-- What the task requires --
Please restate the records below verbatim, omitting every image they hold.

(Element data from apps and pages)
>>>
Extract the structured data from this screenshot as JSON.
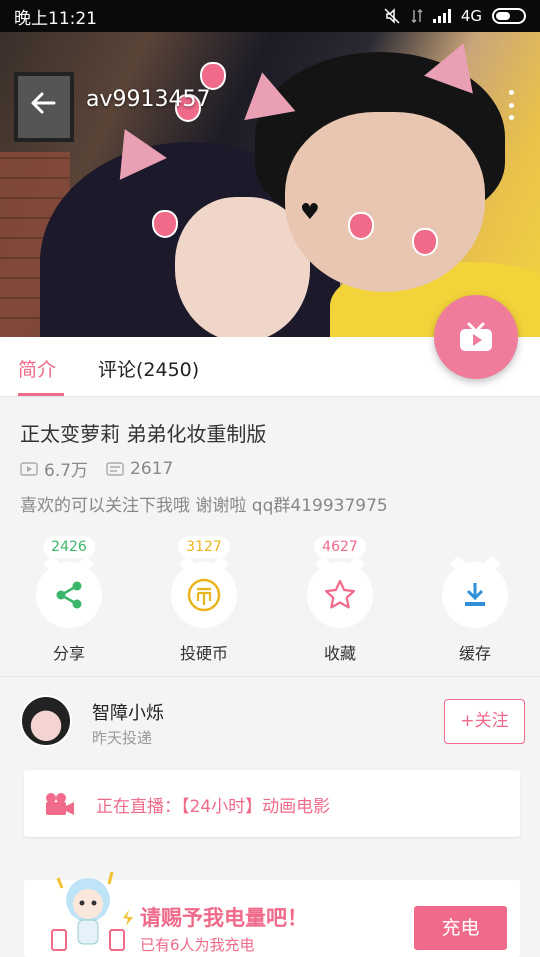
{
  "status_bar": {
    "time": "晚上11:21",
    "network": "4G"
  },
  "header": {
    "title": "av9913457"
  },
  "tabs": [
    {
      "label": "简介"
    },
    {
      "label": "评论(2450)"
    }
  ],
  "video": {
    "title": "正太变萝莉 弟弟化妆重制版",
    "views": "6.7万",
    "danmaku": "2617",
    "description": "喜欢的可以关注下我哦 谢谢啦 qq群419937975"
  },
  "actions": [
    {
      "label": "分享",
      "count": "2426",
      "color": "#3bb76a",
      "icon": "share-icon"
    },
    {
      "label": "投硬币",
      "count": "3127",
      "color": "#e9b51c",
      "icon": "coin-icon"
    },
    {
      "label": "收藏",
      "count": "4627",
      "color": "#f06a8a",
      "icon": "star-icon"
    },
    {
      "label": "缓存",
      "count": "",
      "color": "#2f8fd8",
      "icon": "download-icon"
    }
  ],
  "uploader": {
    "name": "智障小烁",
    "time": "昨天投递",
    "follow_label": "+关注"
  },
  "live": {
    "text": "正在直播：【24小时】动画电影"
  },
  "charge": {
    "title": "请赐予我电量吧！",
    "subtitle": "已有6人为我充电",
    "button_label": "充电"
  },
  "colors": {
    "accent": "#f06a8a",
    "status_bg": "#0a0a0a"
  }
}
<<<
-- Response to the exercise --
Extract the structured data from this screenshot as JSON.
{
  "status_bar": {
    "time": "晚上11:21",
    "network": "4G"
  },
  "header": {
    "title": "av9913457"
  },
  "tabs": [
    {
      "label": "简介"
    },
    {
      "label": "评论(2450)"
    }
  ],
  "video": {
    "title": "正太变萝莉 弟弟化妆重制版",
    "views": "6.7万",
    "danmaku": "2617",
    "description": "喜欢的可以关注下我哦 谢谢啦 qq群419937975"
  },
  "actions": [
    {
      "label": "分享",
      "count": "2426",
      "color": "#3bb76a",
      "icon": "share-icon"
    },
    {
      "label": "投硬币",
      "count": "3127",
      "color": "#e9b51c",
      "icon": "coin-icon"
    },
    {
      "label": "收藏",
      "count": "4627",
      "color": "#f06a8a",
      "icon": "star-icon"
    },
    {
      "label": "缓存",
      "count": "",
      "color": "#2f8fd8",
      "icon": "download-icon"
    }
  ],
  "uploader": {
    "name": "智障小烁",
    "time": "昨天投递",
    "follow_label": "+关注"
  },
  "live": {
    "text": "正在直播：【24小时】动画电影"
  },
  "charge": {
    "title": "请赐予我电量吧！",
    "subtitle": "已有6人为我充电",
    "button_label": "充电"
  },
  "colors": {
    "accent": "#f06a8a",
    "status_bg": "#0a0a0a"
  }
}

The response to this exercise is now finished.